With illegal drugs, they have already been government certified (class A, B or C) and they are only available on the black market, where there is no incentive to hide what they really are (assuming they are not cut).
With drugs that have not been formally classified, this is legally a gray area, they are technically sold "not for human consumption" and thus marketed "legally" as "bath salts", "plant feeder", "room odorizer" etc... a form of legal plausible deniability for the manufacturer and the shop.
Due to the current legal framework, adding a true ingredients list would only provide additional legal liability to the manufacturer, both alerting the authorities to a new chemical they should look to ban, plus highlighting that the product is indeed "illegal" once the government gets around to updating its list of banned chemicals.
Thus we see the ingredients marked as "ketones", which sounds chemical and technical, but its vague to the point of only describing that molecule has a C=O functional group somewhere inside.
Also in the commercialised "legal high" world, there are no drug patents, only trade secrets.

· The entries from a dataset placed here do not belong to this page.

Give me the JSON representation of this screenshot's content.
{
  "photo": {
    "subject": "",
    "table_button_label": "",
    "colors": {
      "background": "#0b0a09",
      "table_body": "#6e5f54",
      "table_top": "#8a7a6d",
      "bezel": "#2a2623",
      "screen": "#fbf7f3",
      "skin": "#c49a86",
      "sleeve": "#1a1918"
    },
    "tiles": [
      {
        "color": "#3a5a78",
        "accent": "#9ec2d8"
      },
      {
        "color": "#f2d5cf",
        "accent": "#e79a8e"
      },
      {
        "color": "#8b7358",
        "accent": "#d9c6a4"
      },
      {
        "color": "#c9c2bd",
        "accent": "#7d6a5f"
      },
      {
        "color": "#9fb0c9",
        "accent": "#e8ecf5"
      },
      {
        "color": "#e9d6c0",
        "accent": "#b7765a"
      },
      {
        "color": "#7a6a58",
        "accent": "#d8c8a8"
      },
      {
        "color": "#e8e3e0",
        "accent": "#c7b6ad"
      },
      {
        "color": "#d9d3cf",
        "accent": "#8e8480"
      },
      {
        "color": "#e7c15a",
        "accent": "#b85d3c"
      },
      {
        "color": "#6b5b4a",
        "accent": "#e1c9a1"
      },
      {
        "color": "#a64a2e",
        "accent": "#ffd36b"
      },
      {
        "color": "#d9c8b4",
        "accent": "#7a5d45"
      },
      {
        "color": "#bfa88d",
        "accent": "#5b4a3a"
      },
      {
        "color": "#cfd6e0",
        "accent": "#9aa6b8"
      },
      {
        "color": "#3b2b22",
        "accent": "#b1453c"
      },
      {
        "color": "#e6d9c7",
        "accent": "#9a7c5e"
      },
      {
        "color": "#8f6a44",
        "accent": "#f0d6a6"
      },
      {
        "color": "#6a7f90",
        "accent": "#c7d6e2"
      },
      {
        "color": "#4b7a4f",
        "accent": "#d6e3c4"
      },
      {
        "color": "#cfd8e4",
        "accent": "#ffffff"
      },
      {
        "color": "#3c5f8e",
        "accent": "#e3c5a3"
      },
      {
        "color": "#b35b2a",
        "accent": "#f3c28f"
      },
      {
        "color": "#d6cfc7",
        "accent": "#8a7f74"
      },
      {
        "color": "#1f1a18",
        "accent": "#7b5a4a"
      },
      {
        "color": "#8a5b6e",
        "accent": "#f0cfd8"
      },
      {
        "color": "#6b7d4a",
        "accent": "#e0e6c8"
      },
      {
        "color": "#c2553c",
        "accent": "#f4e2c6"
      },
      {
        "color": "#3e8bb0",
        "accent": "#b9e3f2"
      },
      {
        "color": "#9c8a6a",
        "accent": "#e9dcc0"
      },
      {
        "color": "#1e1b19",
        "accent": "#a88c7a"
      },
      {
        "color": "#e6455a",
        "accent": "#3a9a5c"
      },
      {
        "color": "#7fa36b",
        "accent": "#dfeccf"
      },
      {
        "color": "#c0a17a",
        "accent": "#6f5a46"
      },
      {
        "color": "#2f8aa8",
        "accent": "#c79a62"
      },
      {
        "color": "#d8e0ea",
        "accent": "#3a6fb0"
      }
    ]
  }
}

Commercial value comes from scarcity, and if the product itself is not scarce (assuming you know its name), the value comes from the brand name and not disclosing the secret.
The downside is that nobody really knows what they are taking, the scarcity of the tried and tested drugs (which are now all illegal) means only the new and untested drugs are legally available, until human clinical trials show its effective enough to become popular enough for journalists to talk about it, at which point the government bans the effective drug, until the human teenage guinea pigs find something else for the government to ban. It becomes even harder for the new generation to research and stay safe when attempting to get high responsibly.
This is all a dark artefact of the drug licensing laws that try to prohibit rather than regulate recreational drugs. However this would require a law saying you are allowed to openly state that an untested chemical is intended for human consumption and that information regarding its composition and known safety (even if its not been through formal clinical trials) is included and openly stated.